Category «Copyrights»

Intellectual Property attorney of Archer & Greiner, P.C., one of the New Jersey’s largest law firms. The firm serves businesses and individuals throughout the region and in other states and jurisdictions.

Open Source Software

Open source software code is publicly available and enables users to modify and disseminate new code including their modifications. Those who incorporate modifications into commercial software should consider both the patentability and infringement aspects of their efforts.

Beware of Domain Name Traffickers

Internet domain name registration is a first-come, first-served process. Because of the simplicity and relative low cost of registering a domain, trafficking in domain names has been commonplace since the inception of the Internet. It began with domain name hijacking. In its simplest form, hijacking is the registration of a domain name or names which …

Security Interests in Intellectual Property

Perfecting a security interest in intellectual property involves determining the appropriate filing venue. In general, Article 9 of the Uniform Commercial Code (“Article 9”) applies to transactions intended to create a security interest.  However, Article 9 can be preempted by certain federal laws authorizing other procedures for recording liens.

Open Source Code: An Intersection Between Copyright Law and the General Public License

Independent computer programmers and software developers are increasingly turning to open source code in writing new computer programs. Therefore, there is a growing need for both programmers and developers as well as companies who contract for their services and distribute their software to understand both copyright law and the GNU – General Public License (“GPL”) …

But I Paid For It – Securing Copyright Ownership In Works Created By Your Independent Contractors
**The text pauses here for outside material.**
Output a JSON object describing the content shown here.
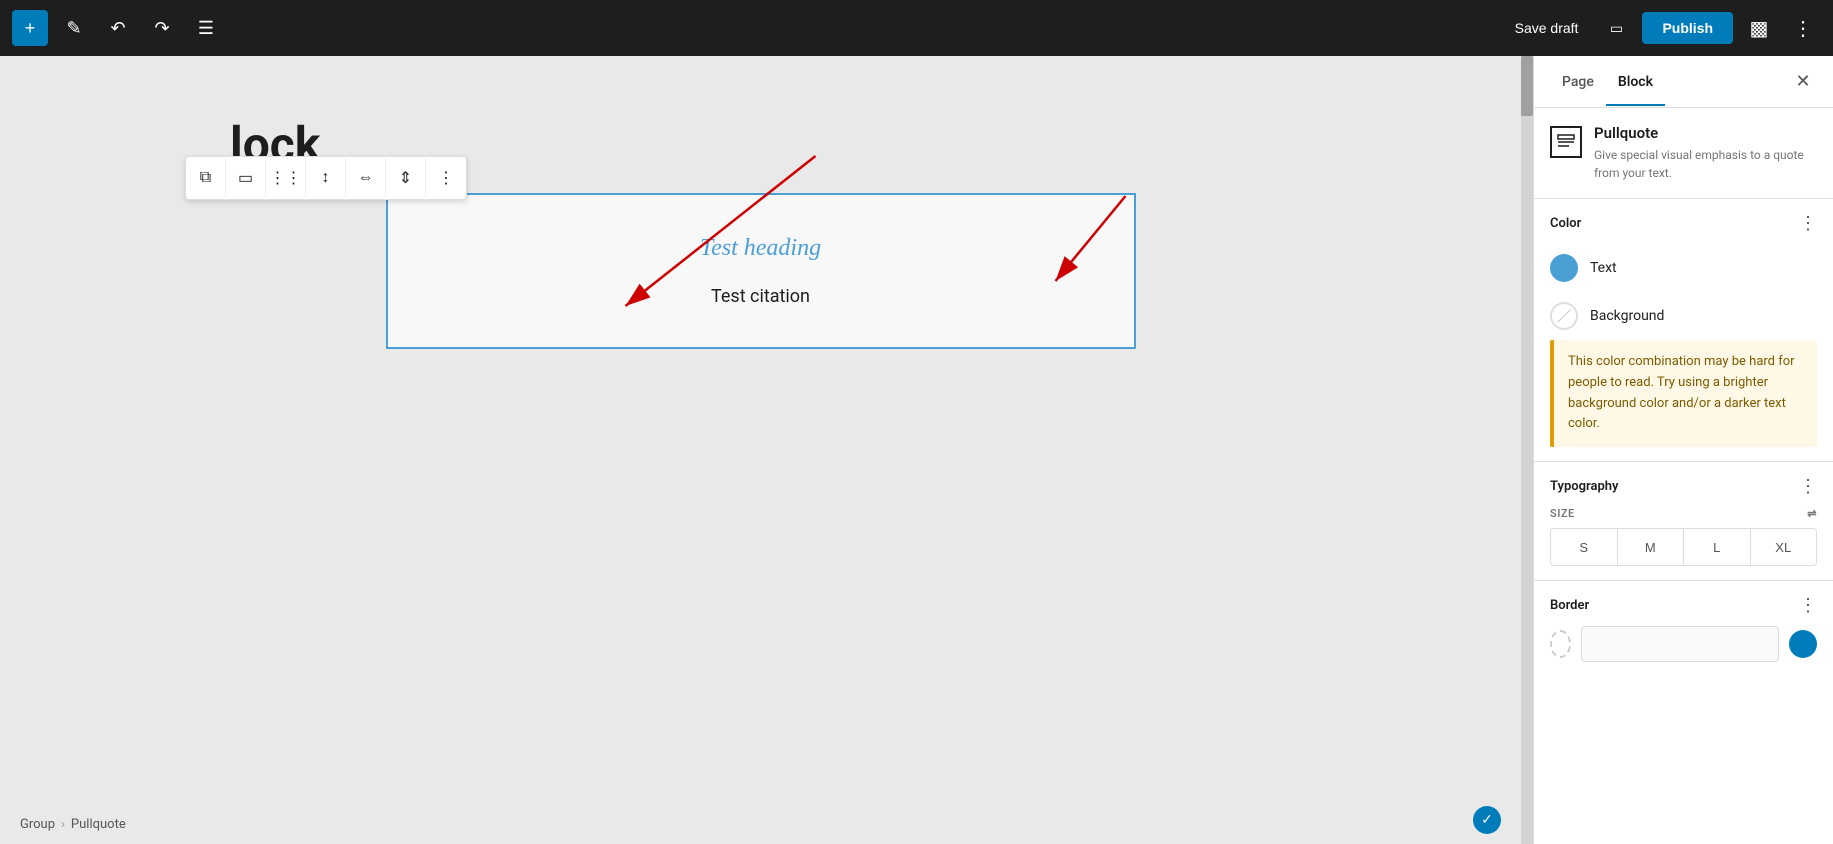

Individuals and businesses in all industries routinely hire consultants to create materials for them.  Examples of materials often outsourced include websites, custom software, brochures, manuals and product literature.  Most purchasers of these items assume that they own all rights to them as soon as they pay for them.  Actually, often times they do not. 

Using the Digital Millennium Copyright Act to Stop Online Copyright Infringement

The Digital Millennium Copyright Act (DMCA) was enacted to protect copyright owners from various forms of infringement in the digital age. It is perhaps most famous for its electronic copyright protection provisions. Those provisions make it unlawful to circumvent technological measures, e.g., encryption, that a copyright owner may use to prevent unauthorized access to music, …

Copyright Basics

A copyright protects the tangible expression of ideas, but not ideas themselves. A copyright will not protect any process, system, concept, principle or discovery (which generally are the subject of patents). For example, a copyright will protect the expression of a computer program as embodied in its operational software and/or on a website. It will …

Trademark and Copyright Fair Use

With larger numbers of common language trademarks working their way into our daily lives, normal communication would become very difficult if courts gave absolute property rights to trademark owners.  Section 33(b)(4) of the Lanham Act outlines the fair use defense to trademark infringement.

Digital Watermarks

As traditionally used, “watermarks” are embedded text or images on a work of authorship, photograph or the like that identifies the author of the work. Their modern equivalents, “digital watermarks,” are used to fingerprint electronic media such as photographs, music and movies. Digital watermarks should be considered mandatory for artists and others who routinely post …